This essay is adapted from a contribution to a special online forum organized by the Cato Institute in honor of the 40th anniversary of its founding.
Conserving hard won liberties and advancing toward a freer society would be easy if everyone wanted to “live and let live” among a wide variety of people, or if the humans who want to suppress, disparage, or punish difference could be educated or acculturated into rejecting coercion. But what if those necessary tools are not sufficient?
So suggests Karen Stenner in The Authoritarian Dynamic, where she warns of the dangers of seeing intolerance as “a simple product of social learning” that will wane as the world’s cultures unlearn bad ideas. According to her scholarship, there will always be a subset of humans, across cultures and eras, whose deep discomfort with diversity predisposes them to support coercing others, as they reject and seek to undermine “any system that fails to promote oneness and sameness.”
Alas, these people are most likely to be activated in liberal democracies, where many will never feel entirely comfortable. And because their intolerance “springs from aberrant individual psychology,” rather than cultural norms, it is “bound to be more passionate and irrational, less predictable, less amenable to persuasion, and more aggravated than elevated by the cultural promotion of tolerance,” she argues. “Authoritarianism is a problem of and for libertarian, more than authoritarian, cultures.

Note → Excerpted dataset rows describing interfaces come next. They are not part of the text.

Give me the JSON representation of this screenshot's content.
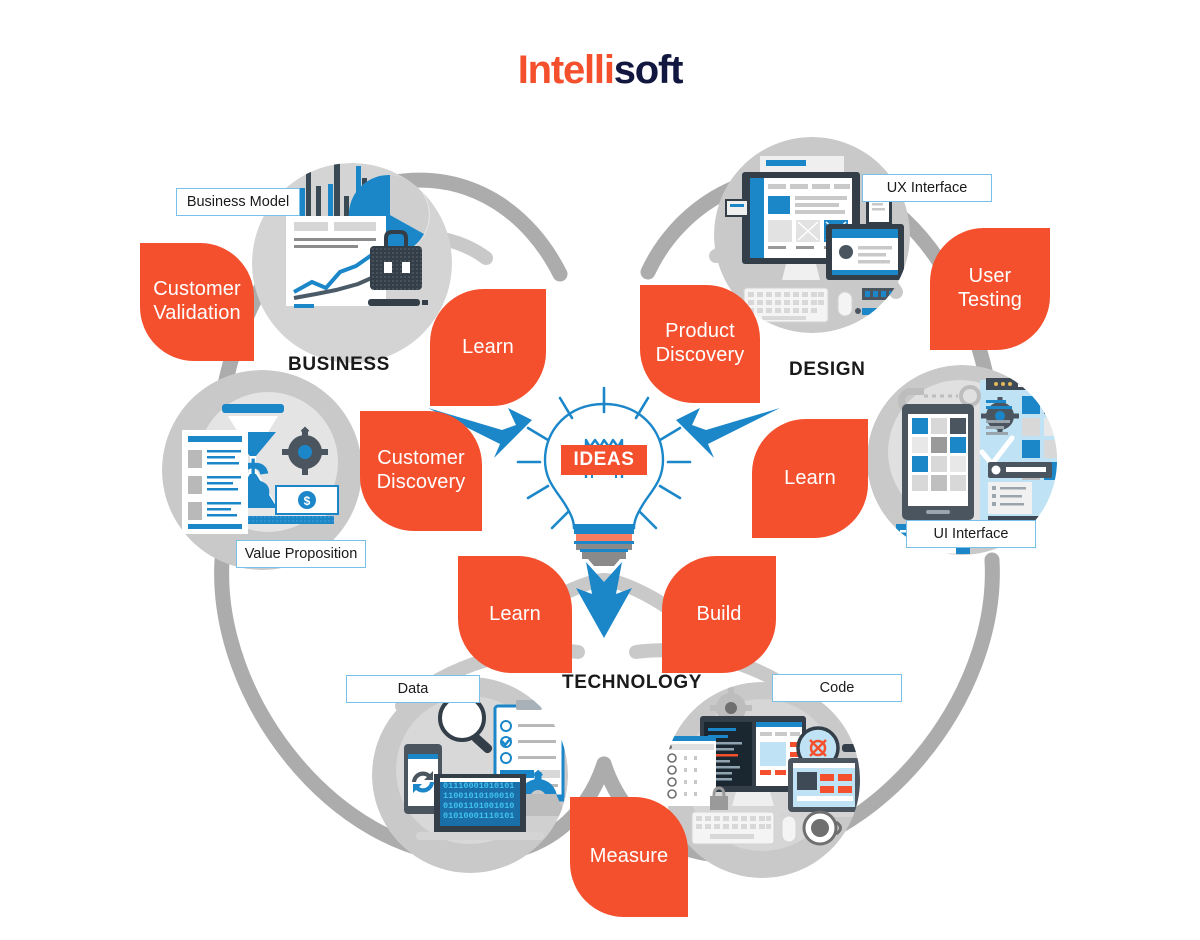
{
  "logo": {
    "part1": "Intelli",
    "part2": "soft"
  },
  "center": {
    "label": "IDEAS"
  },
  "colors": {
    "brand_orange": "#F4502E",
    "brand_navy": "#12173F",
    "accent_blue": "#1B87C9",
    "ring_gray": "#ACACAC",
    "circle_gray": "#C9C9C9",
    "chip_border": "#79C0E8"
  },
  "pillars": [
    {
      "id": "business",
      "label": "BUSINESS"
    },
    {
      "id": "design",
      "label": "DESIGN"
    },
    {
      "id": "technology",
      "label": "TECHNOLOGY"
    }
  ],
  "leaves": [
    {
      "id": "customer-validation",
      "label": "Customer\nValidation"
    },
    {
      "id": "learn-business",
      "label": "Learn"
    },
    {
      "id": "product-discovery",
      "label": "Product\nDiscovery"
    },
    {
      "id": "user-testing",
      "label": "User\nTesting"
    },
    {
      "id": "customer-discovery",
      "label": "Customer\nDiscovery"
    },
    {
      "id": "learn-design",
      "label": "Learn"
    },
    {
      "id": "learn-technology",
      "label": "Learn"
    },
    {
      "id": "build",
      "label": "Build"
    },
    {
      "id": "measure",
      "label": "Measure"
    }
  ],
  "chips": [
    {
      "id": "business-model",
      "label": "Business Model"
    },
    {
      "id": "ux-interface",
      "label": "UX Interface"
    },
    {
      "id": "value-proposition",
      "label": "Value Proposition"
    },
    {
      "id": "ui-interface",
      "label": "UI Interface"
    },
    {
      "id": "data",
      "label": "Data"
    },
    {
      "id": "code",
      "label": "Code"
    }
  ],
  "illustrations": {
    "binary_lines": [
      "01110001010101",
      "11001010100010",
      "01001101001010",
      "01010001110101"
    ]
  },
  "chart_data": {
    "type": "diagram",
    "title": "Lean Startup Build-Measure-Learn across Business, Design and Technology",
    "center_node": "IDEAS",
    "arrows": [
      {
        "from": "IDEAS",
        "to": "BUSINESS",
        "direction": "up-left"
      },
      {
        "from": "IDEAS",
        "to": "DESIGN",
        "direction": "up-right"
      },
      {
        "from": "IDEAS",
        "to": "TECHNOLOGY",
        "direction": "down"
      }
    ],
    "groups": [
      {
        "name": "BUSINESS",
        "activities": [
          "Customer Validation",
          "Learn",
          "Customer Discovery"
        ],
        "artifacts": [
          "Business Model",
          "Value Proposition"
        ]
      },
      {
        "name": "DESIGN",
        "activities": [
          "Product Discovery",
          "User Testing",
          "Learn"
        ],
        "artifacts": [
          "UX Interface",
          "UI Interface"
        ]
      },
      {
        "name": "TECHNOLOGY",
        "activities": [
          "Learn",
          "Build",
          "Measure"
        ],
        "artifacts": [
          "Data",
          "Code"
        ]
      }
    ]
  }
}
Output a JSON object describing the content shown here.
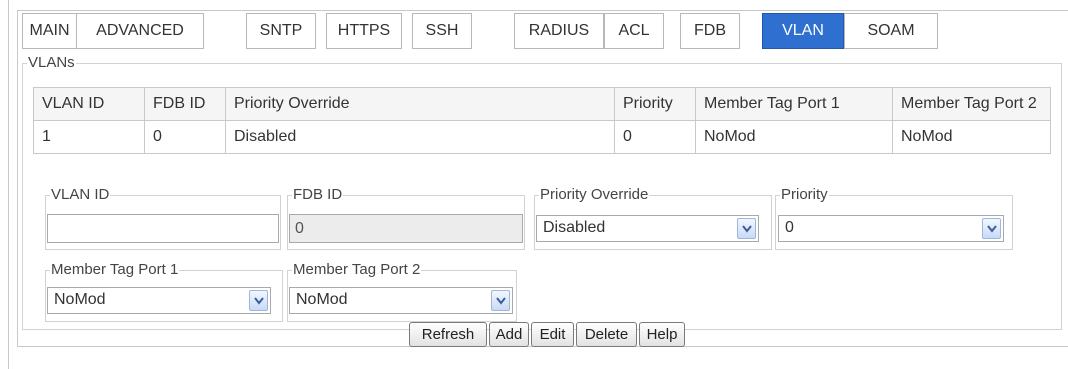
{
  "tabs": [
    {
      "label": "MAIN"
    },
    {
      "label": "ADVANCED"
    },
    {
      "label": "SNTP"
    },
    {
      "label": "HTTPS"
    },
    {
      "label": "SSH"
    },
    {
      "label": "RADIUS"
    },
    {
      "label": "ACL"
    },
    {
      "label": "FDB"
    },
    {
      "label": "VLAN"
    },
    {
      "label": "SOAM"
    }
  ],
  "active_tab": "VLAN",
  "vlans_group": {
    "legend": "VLANs"
  },
  "table": {
    "headers": [
      "VLAN ID",
      "FDB ID",
      "Priority Override",
      "Priority",
      "Member Tag Port 1",
      "Member Tag Port 2"
    ],
    "rows": [
      [
        "1",
        "0",
        "Disabled",
        "0",
        "NoMod",
        "NoMod"
      ]
    ]
  },
  "form": {
    "vlan_id": {
      "label": "VLAN ID",
      "value": ""
    },
    "fdb_id": {
      "label": "FDB ID",
      "value": "0"
    },
    "priority_override": {
      "label": "Priority Override",
      "value": "Disabled"
    },
    "priority": {
      "label": "Priority",
      "value": "0"
    },
    "member_tag_port_1": {
      "label": "Member Tag Port 1",
      "value": "NoMod"
    },
    "member_tag_port_2": {
      "label": "Member Tag Port 2",
      "value": "NoMod"
    }
  },
  "buttons": {
    "refresh": "Refresh",
    "add": "Add",
    "edit": "Edit",
    "delete": "Delete",
    "help": "Help"
  },
  "colors": {
    "active_tab": "#2e6fd0",
    "border": "#c8c8c8"
  }
}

And intolerance is not a thing of the past, it is very much a thing of the future.”